In the Auchterarder Guide of some 50 years ago it gives a population of 2,254 and also mentions that Auchterarder derives its name from the Gaelic 'Auchdar aird tir', signifying 'the summit of the rising ground'. Standing on a ridge in Strathearn, it is one of the highest towns in Scotland. It also mentions sporting facilities, the nine- hole course being recognised as one of the finest inland courses in Central Scotland, laid out in 1913 by Ben Sayers. A modest payment made the visitor a member. They were given a cordial welcome and invited to take part in the competitions.
In 1912 it is reported that the golf course part of the Muir formed excellent grazing ground. Whins covered much of it but they were kept under control by goats which were then pastured on the Muir.

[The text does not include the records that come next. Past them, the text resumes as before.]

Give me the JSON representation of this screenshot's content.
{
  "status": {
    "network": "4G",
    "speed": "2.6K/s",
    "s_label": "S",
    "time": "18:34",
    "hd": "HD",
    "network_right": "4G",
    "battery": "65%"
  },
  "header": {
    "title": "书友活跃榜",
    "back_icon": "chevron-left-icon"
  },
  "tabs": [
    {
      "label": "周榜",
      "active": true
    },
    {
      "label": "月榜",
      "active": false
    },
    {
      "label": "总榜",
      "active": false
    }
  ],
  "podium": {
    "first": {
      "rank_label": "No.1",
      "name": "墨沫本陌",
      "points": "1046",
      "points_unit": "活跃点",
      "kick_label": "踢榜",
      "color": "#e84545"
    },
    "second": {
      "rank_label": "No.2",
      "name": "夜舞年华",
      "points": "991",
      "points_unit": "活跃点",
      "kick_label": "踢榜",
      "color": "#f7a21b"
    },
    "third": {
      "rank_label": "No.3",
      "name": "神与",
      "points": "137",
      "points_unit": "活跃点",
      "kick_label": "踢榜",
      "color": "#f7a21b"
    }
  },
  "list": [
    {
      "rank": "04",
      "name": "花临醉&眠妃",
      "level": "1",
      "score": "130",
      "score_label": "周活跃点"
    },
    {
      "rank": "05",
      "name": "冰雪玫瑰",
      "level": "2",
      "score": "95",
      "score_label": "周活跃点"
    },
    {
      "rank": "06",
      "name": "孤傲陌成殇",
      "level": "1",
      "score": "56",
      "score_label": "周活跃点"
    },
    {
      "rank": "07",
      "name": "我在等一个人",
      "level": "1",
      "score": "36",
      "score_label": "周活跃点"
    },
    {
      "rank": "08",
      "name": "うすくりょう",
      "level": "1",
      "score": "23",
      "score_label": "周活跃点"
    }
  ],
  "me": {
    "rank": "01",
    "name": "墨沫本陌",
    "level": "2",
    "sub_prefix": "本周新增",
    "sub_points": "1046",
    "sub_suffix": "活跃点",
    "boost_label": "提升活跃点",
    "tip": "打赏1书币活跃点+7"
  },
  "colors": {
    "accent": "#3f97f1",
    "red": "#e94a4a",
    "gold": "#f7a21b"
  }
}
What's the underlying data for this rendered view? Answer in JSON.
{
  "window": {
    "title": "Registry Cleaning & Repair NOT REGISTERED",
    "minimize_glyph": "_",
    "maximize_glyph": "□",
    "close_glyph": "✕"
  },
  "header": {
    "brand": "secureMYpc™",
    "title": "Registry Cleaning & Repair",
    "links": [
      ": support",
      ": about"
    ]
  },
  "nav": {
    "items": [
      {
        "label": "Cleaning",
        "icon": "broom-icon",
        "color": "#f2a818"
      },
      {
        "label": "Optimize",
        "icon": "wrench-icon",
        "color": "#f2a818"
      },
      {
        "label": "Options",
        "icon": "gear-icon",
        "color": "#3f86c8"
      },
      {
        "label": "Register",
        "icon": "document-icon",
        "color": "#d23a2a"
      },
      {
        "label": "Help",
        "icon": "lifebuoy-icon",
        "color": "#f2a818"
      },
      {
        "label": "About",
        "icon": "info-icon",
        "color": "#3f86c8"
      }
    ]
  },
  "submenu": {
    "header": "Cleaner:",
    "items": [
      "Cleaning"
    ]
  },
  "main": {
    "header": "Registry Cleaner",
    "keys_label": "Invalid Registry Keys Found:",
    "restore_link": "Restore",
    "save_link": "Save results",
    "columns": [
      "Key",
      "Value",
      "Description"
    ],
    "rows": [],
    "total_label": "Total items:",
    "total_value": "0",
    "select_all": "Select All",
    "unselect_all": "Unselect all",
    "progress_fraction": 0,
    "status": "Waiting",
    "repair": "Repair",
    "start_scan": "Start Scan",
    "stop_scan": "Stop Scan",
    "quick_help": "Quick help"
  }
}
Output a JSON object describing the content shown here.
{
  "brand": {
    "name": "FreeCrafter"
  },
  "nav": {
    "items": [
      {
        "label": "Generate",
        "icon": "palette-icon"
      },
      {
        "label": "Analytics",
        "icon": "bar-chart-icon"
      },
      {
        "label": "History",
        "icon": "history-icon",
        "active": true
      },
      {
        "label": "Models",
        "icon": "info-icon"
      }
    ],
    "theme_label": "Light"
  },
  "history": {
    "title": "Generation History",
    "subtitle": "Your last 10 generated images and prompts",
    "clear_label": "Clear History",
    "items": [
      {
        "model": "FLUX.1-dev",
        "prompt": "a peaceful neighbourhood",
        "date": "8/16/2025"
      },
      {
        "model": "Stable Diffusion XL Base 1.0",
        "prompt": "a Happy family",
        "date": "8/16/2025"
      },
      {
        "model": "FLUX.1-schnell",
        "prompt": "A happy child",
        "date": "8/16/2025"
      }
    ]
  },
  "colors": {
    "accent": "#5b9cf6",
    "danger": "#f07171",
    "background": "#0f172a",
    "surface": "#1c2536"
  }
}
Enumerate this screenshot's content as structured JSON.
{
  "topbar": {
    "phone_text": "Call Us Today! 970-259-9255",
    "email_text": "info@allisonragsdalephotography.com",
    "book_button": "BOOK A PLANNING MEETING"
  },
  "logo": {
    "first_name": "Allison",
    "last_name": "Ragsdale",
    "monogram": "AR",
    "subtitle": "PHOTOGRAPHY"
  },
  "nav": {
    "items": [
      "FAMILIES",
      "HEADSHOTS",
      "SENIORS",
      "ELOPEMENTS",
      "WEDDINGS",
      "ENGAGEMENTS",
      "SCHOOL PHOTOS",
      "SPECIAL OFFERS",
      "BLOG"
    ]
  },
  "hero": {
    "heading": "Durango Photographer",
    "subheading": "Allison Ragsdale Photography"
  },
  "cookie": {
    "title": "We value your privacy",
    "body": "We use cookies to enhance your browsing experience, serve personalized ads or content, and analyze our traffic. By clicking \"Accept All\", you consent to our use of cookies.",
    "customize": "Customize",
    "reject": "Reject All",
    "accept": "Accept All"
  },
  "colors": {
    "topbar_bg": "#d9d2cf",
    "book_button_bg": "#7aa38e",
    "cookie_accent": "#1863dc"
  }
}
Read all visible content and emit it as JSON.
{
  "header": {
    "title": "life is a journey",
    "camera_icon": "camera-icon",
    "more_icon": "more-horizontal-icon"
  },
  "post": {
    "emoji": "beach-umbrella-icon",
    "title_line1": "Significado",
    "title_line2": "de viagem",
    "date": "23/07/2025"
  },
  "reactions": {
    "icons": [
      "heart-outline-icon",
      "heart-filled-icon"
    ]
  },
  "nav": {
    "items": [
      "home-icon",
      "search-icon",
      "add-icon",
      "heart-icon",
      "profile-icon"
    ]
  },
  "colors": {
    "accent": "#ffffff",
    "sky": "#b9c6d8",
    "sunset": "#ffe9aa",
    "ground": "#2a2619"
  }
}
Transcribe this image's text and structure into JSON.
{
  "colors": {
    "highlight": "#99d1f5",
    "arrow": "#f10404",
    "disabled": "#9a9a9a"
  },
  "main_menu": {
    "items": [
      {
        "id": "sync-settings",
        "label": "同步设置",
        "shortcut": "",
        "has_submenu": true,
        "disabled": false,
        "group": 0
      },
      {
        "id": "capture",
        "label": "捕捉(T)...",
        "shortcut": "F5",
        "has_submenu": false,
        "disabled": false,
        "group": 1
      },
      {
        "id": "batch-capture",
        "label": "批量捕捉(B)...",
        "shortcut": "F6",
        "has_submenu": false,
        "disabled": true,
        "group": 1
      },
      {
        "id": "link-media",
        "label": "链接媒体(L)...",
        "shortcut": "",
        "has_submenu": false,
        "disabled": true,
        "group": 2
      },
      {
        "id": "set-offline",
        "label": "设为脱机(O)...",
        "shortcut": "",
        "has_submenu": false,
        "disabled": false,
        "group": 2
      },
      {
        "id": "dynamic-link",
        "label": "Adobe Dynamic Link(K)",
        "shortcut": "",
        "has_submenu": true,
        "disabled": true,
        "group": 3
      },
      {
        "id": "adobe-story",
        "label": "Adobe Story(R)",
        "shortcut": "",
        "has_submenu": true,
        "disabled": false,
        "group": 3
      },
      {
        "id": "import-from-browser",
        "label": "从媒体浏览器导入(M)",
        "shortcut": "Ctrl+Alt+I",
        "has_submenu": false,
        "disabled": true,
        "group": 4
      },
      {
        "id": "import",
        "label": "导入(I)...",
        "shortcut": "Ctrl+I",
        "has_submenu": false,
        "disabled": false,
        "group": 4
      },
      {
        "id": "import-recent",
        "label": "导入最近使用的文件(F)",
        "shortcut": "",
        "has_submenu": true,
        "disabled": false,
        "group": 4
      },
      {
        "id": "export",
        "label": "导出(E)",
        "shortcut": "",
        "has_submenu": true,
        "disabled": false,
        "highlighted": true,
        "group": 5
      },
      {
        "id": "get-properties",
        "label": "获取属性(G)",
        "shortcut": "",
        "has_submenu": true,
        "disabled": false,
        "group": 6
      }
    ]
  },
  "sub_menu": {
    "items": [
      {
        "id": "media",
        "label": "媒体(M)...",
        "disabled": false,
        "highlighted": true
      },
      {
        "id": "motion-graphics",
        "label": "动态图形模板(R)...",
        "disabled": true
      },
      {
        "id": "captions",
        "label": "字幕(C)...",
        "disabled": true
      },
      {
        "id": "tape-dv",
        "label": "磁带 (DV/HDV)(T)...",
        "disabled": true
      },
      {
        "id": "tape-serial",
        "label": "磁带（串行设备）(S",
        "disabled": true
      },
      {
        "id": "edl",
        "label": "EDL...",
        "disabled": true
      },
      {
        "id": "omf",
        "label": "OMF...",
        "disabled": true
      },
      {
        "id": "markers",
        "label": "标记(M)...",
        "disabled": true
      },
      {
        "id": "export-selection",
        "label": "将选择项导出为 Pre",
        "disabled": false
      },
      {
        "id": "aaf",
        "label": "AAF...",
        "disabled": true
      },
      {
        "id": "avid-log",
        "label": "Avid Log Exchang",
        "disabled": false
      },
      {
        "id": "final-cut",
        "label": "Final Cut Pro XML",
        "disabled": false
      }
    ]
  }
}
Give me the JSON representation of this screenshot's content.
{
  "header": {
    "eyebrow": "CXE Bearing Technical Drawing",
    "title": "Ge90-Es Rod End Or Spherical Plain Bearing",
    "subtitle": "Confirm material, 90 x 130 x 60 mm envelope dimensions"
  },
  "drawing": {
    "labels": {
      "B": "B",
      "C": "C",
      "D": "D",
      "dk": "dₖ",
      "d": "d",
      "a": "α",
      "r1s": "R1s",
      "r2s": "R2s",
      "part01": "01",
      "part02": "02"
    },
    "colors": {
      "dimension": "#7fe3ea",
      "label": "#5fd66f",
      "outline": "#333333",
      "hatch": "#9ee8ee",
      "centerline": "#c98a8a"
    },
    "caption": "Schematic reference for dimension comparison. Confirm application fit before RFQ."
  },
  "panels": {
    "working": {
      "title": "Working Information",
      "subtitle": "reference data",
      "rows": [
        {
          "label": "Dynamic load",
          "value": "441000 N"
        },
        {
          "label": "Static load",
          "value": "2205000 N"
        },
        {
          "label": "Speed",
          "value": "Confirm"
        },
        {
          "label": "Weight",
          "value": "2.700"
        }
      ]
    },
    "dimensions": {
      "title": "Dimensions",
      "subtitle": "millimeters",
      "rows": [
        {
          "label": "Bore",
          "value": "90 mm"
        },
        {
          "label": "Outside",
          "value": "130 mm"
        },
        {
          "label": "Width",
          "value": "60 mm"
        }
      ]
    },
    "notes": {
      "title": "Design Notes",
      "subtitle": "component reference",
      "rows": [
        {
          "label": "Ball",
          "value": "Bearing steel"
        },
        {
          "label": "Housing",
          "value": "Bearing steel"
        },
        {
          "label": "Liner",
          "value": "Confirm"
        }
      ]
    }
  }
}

Someone once said that golf courses were born out of boredom, not invented. Auchterarder Golf Club was just beginning to take off when World War 2 began. A high percentage of the members of that time were called to the Forces, petrol rationing came into being and the production of food became number one priority.
At the club committee meeting of March 11, 1941, the secretary read out a letter from the department of Agriculture suggesting part of the course be ploughed up as a contribution to the 'grow more food' campaign. Although a survey was done, it was felt that it was more suitable for grazing purposes and this is what happened, although the new holes to the west of the old railway track were all under cultivation. After the end of the war in 1945, the course was gradually brought back into a reasonable condition and during the 1950s and 1960s the 'Old Nine' as it is now known, was recognised as being a very good playing course.
It was in the late 1960s and the early 1970s that discussion took place between the committee and the town council on the forming of an 18-hole golf course. However, they were overcome the new 18 hole course was completed in 1979.
Demand for golf in the area increased steadily in the 1980's and 1990's and the clubhouse was extended several times to keep pace with this demand. A decision was taken in 2001 to massively reconstruct the clubhouse and build a second level. This was completed in 2002 and the club now has excellent visitor changing facilities, and large Bar/Lounge and Dining room areas.
Investment in the clubhouse have been matched by steady investment in the course and a 5-year drainage programme was completed successfully in 2006. We are now into a further 5-year course improvement programme which has already delivered a magnificent new 3-tier 12th. green and the opening of a new 10th green. These are top quality sand-based greens which offer great flexibility in pin positioning for varied interest, but also excellent drainage and resilience properties to minimise lost playing time due to the weather. The Club also now atively embraces the shift into the sustainable golf era - a link to our Green Zone page is here.
We have come a long way since 1892 but whilst we like to think that we have a very modern and thriving club, one that has changed steadily over the years, we also like to think that the club has lost none of the traditions established all those years ago.